Wednesday, 25 May 2016
CBN to introduce flexible exchange rate policy
In a bid to stave off recession in the economy, the Central Bank of Nigeria (CBN) is to adopt a flexible exchange rate policy.
This, the Monetary Policy Committee (MPC) yesterday said, is to restore the automatic adjustments properties of the exchange rate.
Addressing journalists at the end of the bi-monthly MPC meeting in Abuja, CBN Governor Godwin Emefiele said: “The foreign exchange market framework is now ready. The MPC voted unanimously to adopt greater flexibility in exchange rate policy to restore the automatic adjustment properties of the exchange rate. Consequently, all nine members voted to hold and introduce greater flexibility in managing the foreign exchange rate.”
The MPC, in its assessment of the relevant risk profiles, Emefiele said: “came to the conclusion that although the balance of risks remains tilted against growth; previous decisions need time to crystalise. Consequently, in a period of stagflation (price rising continuously without corresponding increase in jobs), the policy options are very limited. To avoid complicating the conditions, the Committee decided on the least risky option to hold.”
The least risky option, he said, is the adoption of a flexible foreign exchange rate. However, the CBN “would retain a small window for funding critical transactions. Details of operation of the market would be released by the CBN in a few days time, the CBN governor said.
“Critical transactions,” according to the CBN Governor, include foreign and local investments in manufacturing and importation of equipment purely for basic raw materials with very low altitude call content.”
Commenting on the state of the economy, which Emefiele warned was heading towards recession, the CBN governor lamented that “headline inflation spiked in April 2016, far above the upper limit of the policy reference band”. “Inflation has continued to be driven mainly by supply side factors, such as fuel scarcity, increase in tariff and deterioration in electricity supply, increase in the price of petrol, higher input costs as a result of scarcity of foreign exchange, persistent security challenges and exchange rate pass-through to domestic prices of import.”
The Committee, in July 2015, had hinted on the possibility of a recession, unless complementary measures were taken by the monetary and fiscal authorities. Unfortunately, Emefiele said, “the delayed passage of the 2016 budget constrained the much-desired fiscal stimulus, thus edging the economy towards contractionary output”.
As a stop-gap measure, the Central Bank, he said, has continued to deploy all the instruments within its control in the hope of keeping the economy afloat. “The actions,however, proved insufficient to fully avert the impending economic contraction. With some of the conditions that led to the contraction in Q1, 2016 still largely unresolved, the weak outlook for growth which was signalled in July 2015 could extend to Q2.”

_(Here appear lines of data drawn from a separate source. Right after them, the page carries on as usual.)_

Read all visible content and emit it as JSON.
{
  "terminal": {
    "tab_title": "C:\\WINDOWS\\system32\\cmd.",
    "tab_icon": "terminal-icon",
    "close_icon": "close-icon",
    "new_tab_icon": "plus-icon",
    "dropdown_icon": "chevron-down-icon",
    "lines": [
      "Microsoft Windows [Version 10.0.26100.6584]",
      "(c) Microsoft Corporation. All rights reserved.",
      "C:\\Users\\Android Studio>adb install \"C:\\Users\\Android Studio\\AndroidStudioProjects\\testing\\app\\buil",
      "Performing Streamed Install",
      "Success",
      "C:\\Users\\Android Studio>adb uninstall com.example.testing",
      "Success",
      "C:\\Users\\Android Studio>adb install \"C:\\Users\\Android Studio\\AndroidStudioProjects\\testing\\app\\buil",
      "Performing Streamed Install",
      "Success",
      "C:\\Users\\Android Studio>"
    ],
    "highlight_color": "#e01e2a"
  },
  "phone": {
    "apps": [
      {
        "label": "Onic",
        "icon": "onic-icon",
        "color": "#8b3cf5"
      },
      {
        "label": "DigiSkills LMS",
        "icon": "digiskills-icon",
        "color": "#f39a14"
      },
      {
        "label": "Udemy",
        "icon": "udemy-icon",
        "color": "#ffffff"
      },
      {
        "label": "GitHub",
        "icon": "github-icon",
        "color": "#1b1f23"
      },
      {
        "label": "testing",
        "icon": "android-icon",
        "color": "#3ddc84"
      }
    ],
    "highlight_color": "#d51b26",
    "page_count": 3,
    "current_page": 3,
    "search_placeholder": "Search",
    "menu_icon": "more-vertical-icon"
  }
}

Policy actions, Emefiele said, “have to be predicated on a less optimistic outlook for the economy in the short term, given that, even after the delayed budgetary passage in May 2016, the initial monetary injection approved by the Federal Government may not impact the economy soon, as the processes involved in MDAs finalising procurement contracts before the disbursement of funds may further delay the much-needed financial stimulus to restart growth”.
While the MPC believed that the recent deregulation of the downstream sector of the petroleum sector was in the right direction and would lead to increased supply, members of the committee noted that “the pass-through effect of prices to other products has to be factored in policy considerations”.
“Mindful of the limitations of monetary policy in influencing structural imbalances in the economy, the Committee stressed the need for policy coordination with the fiscal authorities in order to effectively address the identified pressure points.”
The Committee noted that the CBN had implemented accommodative monetary policy from July 2015, with the hope of achieving growth, up until March 2016, when the MPC switched into a tightening mode. However, while the underlying conditions necessitating tight monetary policy remained largely in place, sundry administrative measures implemented by the CBN and recent macroeconomic conditions on the back of the 2016 Budget are expected to significantly dictate a key policy preference in the dilemma now faced by monetary policy – stagflation.
Given the current limited policy space, Emefiele said it has become “imperative to balance stability with growth stance while working on options that, in the short term, are certain to isolate seasonal and transient factors fuelling the current price spiral.”
Other decisions reached at the end of the meeting include to retain Monetary Policy Rate (MPR) at 12.per cent; the Cash Reserve Ration (CRR) at 25 percent; Liquidity Ratio at 30per cent; and Asymmetric Window at +200 and -500 basis points around the MPR.